Machine-learning tasks involve a tremendous amount of computing resources. The attackers took advantage of this fact and generated large amounts of the currency while the customers made use of the clusters. The misconfigured node made the attack easy for the attackers.
Microsoft said, “the infected clusters were running Kubeflow, an open-source framework for machine-learning applications in Kubernetes, which is itself an open-source platform for deploying scalable applications across large numbers of computers. Compromised clusters were numbered in the “tens”. Many of them ran an image available from a public repository, ostensibly to save users the hassle of creating one themselves. Upon further inspection, Microsoft investigators discovered it contained code that surreptitiously mined the Monero Cryptocurrency.”
Once investigators discovered the infected clusters, the next step was figuring out how the machines were compromised.
The set-up of the system ensures that access to the administrator’s dashboard and control of Kubeflow is via istio ingress. Istio ingress is a gateway at the edge of the cluster network. It ensures that no unauthorized changes takes place in the cluster.
Gaining access to the dashboard is just the first step. After this, the attackers explore several options for deploying a backdoor in the clusters.
One of such options is the placing of a malicious image inside a Jupyter Notebook server.

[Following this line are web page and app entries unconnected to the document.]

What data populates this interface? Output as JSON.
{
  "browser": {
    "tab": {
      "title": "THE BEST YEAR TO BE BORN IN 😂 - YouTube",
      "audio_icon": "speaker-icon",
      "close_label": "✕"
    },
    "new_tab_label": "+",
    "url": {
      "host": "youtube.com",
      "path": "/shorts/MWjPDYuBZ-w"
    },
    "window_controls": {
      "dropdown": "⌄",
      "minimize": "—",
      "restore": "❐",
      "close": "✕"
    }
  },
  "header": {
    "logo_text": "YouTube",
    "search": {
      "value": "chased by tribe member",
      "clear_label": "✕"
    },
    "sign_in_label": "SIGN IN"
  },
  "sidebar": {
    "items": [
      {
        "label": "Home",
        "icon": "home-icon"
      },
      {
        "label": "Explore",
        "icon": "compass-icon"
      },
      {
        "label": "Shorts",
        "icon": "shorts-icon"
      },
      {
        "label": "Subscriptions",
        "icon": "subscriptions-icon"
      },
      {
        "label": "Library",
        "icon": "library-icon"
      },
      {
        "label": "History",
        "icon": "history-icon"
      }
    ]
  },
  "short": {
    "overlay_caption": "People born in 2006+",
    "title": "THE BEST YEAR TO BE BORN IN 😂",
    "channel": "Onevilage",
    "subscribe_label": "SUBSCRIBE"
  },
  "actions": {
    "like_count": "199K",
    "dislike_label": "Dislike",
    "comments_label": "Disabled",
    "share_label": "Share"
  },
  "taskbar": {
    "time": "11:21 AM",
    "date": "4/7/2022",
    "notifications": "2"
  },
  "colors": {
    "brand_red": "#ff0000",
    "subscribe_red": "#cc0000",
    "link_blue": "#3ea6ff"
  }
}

A Security-research software engineer in the Azure Security Center, Yossi Weizman; said that the users unknowingly change a setting, which invariably gives attackers access. In the post released on Wednesday, he wrote “we believe that some users chose to do it for convenience, without this action, accessing the dashboard requires tunneling through the Kubernetes API server and isn’t direct. By exposing the Service to the Internet, users can access the dashboard directly. However, this operation enables insecure access to the Kubeflow dashboard, allowing anyone to perform operations in Kubeflow, including deploying new containers in the cluster. Azure Security Center has detected multiple campaigns against Kubernetes clusters in the past that have a similar access vector; an exposed service to the Internet. However, this is the first time we have identified an attack that specifically targets Kubeflow environments specifically.”

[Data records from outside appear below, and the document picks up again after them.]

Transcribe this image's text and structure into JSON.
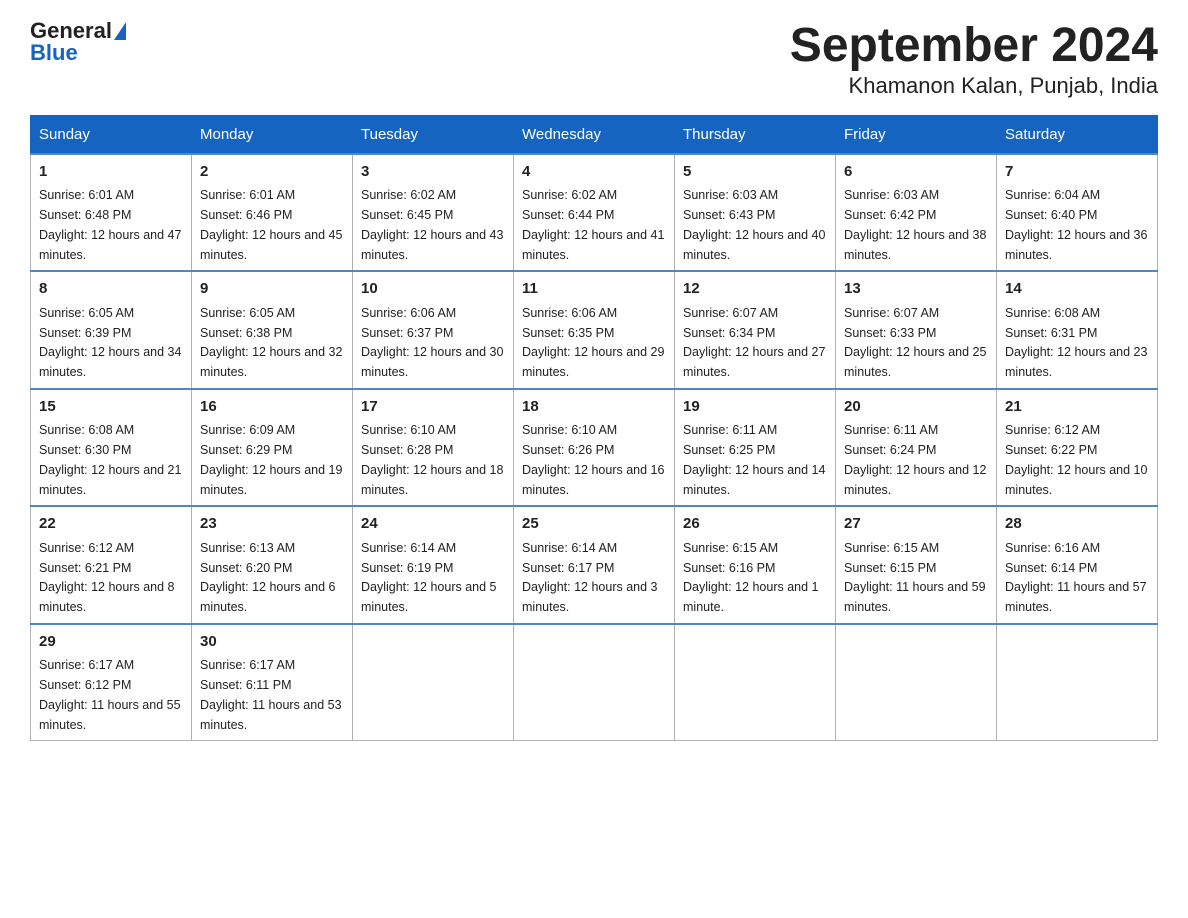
{
  "logo": {
    "general": "General",
    "blue": "Blue"
  },
  "title": "September 2024",
  "subtitle": "Khamanon Kalan, Punjab, India",
  "days_of_week": [
    "Sunday",
    "Monday",
    "Tuesday",
    "Wednesday",
    "Thursday",
    "Friday",
    "Saturday"
  ],
  "weeks": [
    [
      {
        "day": "1",
        "sunrise": "6:01 AM",
        "sunset": "6:48 PM",
        "daylight": "12 hours and 47 minutes."
      },
      {
        "day": "2",
        "sunrise": "6:01 AM",
        "sunset": "6:46 PM",
        "daylight": "12 hours and 45 minutes."
      },
      {
        "day": "3",
        "sunrise": "6:02 AM",
        "sunset": "6:45 PM",
        "daylight": "12 hours and 43 minutes."
      },
      {
        "day": "4",
        "sunrise": "6:02 AM",
        "sunset": "6:44 PM",
        "daylight": "12 hours and 41 minutes."
      },
      {
        "day": "5",
        "sunrise": "6:03 AM",
        "sunset": "6:43 PM",
        "daylight": "12 hours and 40 minutes."
      },
      {
        "day": "6",
        "sunrise": "6:03 AM",
        "sunset": "6:42 PM",
        "daylight": "12 hours and 38 minutes."
      },
      {
        "day": "7",
        "sunrise": "6:04 AM",
        "sunset": "6:40 PM",
        "daylight": "12 hours and 36 minutes."
      }
    ],
    [
      {
        "day": "8",
        "sunrise": "6:05 AM",
        "sunset": "6:39 PM",
        "daylight": "12 hours and 34 minutes."
      },
      {
        "day": "9",
        "sunrise": "6:05 AM",
        "sunset": "6:38 PM",
        "daylight": "12 hours and 32 minutes."
      },
      {
        "day": "10",
        "sunrise": "6:06 AM",
        "sunset": "6:37 PM",
        "daylight": "12 hours and 30 minutes."
      },
      {
        "day": "11",
        "sunrise": "6:06 AM",
        "sunset": "6:35 PM",
        "daylight": "12 hours and 29 minutes."
      },
      {
        "day": "12",
        "sunrise": "6:07 AM",
        "sunset": "6:34 PM",
        "daylight": "12 hours and 27 minutes."
      },
      {
        "day": "13",
        "sunrise": "6:07 AM",
        "sunset": "6:33 PM",
        "daylight": "12 hours and 25 minutes."
      },
      {
        "day": "14",
        "sunrise": "6:08 AM",
        "sunset": "6:31 PM",
        "daylight": "12 hours and 23 minutes."
      }
    ],
    [
      {
        "day": "15",
        "sunrise": "6:08 AM",
        "sunset": "6:30 PM",
        "daylight": "12 hours and 21 minutes."
      },
      {
        "day": "16",
        "sunrise": "6:09 AM",
        "sunset": "6:29 PM",
        "daylight": "12 hours and 19 minutes."
      },
      {
        "day": "17",
        "sunrise": "6:10 AM",
        "sunset": "6:28 PM",
        "daylight": "12 hours and 18 minutes."
      },
      {
        "day": "18",
        "sunrise": "6:10 AM",
        "sunset": "6:26 PM",
        "daylight": "12 hours and 16 minutes."
      },
      {
        "day": "19",
        "sunrise": "6:11 AM",
        "sunset": "6:25 PM",
        "daylight": "12 hours and 14 minutes."
      },
      {
        "day": "20",
        "sunrise": "6:11 AM",
        "sunset": "6:24 PM",
        "daylight": "12 hours and 12 minutes."
      },
      {
        "day": "21",
        "sunrise": "6:12 AM",
        "sunset": "6:22 PM",
        "daylight": "12 hours and 10 minutes."
      }
    ],
    [
      {
        "day": "22",
        "sunrise": "6:12 AM",
        "sunset": "6:21 PM",
        "daylight": "12 hours and 8 minutes."
      },
      {
        "day": "23",
        "sunrise": "6:13 AM",
        "sunset": "6:20 PM",
        "daylight": "12 hours and 6 minutes."
      },
      {
        "day": "24",
        "sunrise": "6:14 AM",
        "sunset": "6:19 PM",
        "daylight": "12 hours and 5 minutes."
      },
      {
        "day": "25",
        "sunrise": "6:14 AM",
        "sunset": "6:17 PM",
        "daylight": "12 hours and 3 minutes."
      },
      {
        "day": "26",
        "sunrise": "6:15 AM",
        "sunset": "6:16 PM",
        "daylight": "12 hours and 1 minute."
      },
      {
        "day": "27",
        "sunrise": "6:15 AM",
        "sunset": "6:15 PM",
        "daylight": "11 hours and 59 minutes."
      },
      {
        "day": "28",
        "sunrise": "6:16 AM",
        "sunset": "6:14 PM",
        "daylight": "11 hours and 57 minutes."
      }
    ],
    [
      {
        "day": "29",
        "sunrise": "6:17 AM",
        "sunset": "6:12 PM",
        "daylight": "11 hours and 55 minutes."
      },
      {
        "day": "30",
        "sunrise": "6:17 AM",
        "sunset": "6:11 PM",
        "daylight": "11 hours and 53 minutes."
      },
      null,
      null,
      null,
      null,
      null
    ]
  ]
}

The company’s post gave users multiple techniques for checking if the clusters are vulnerable.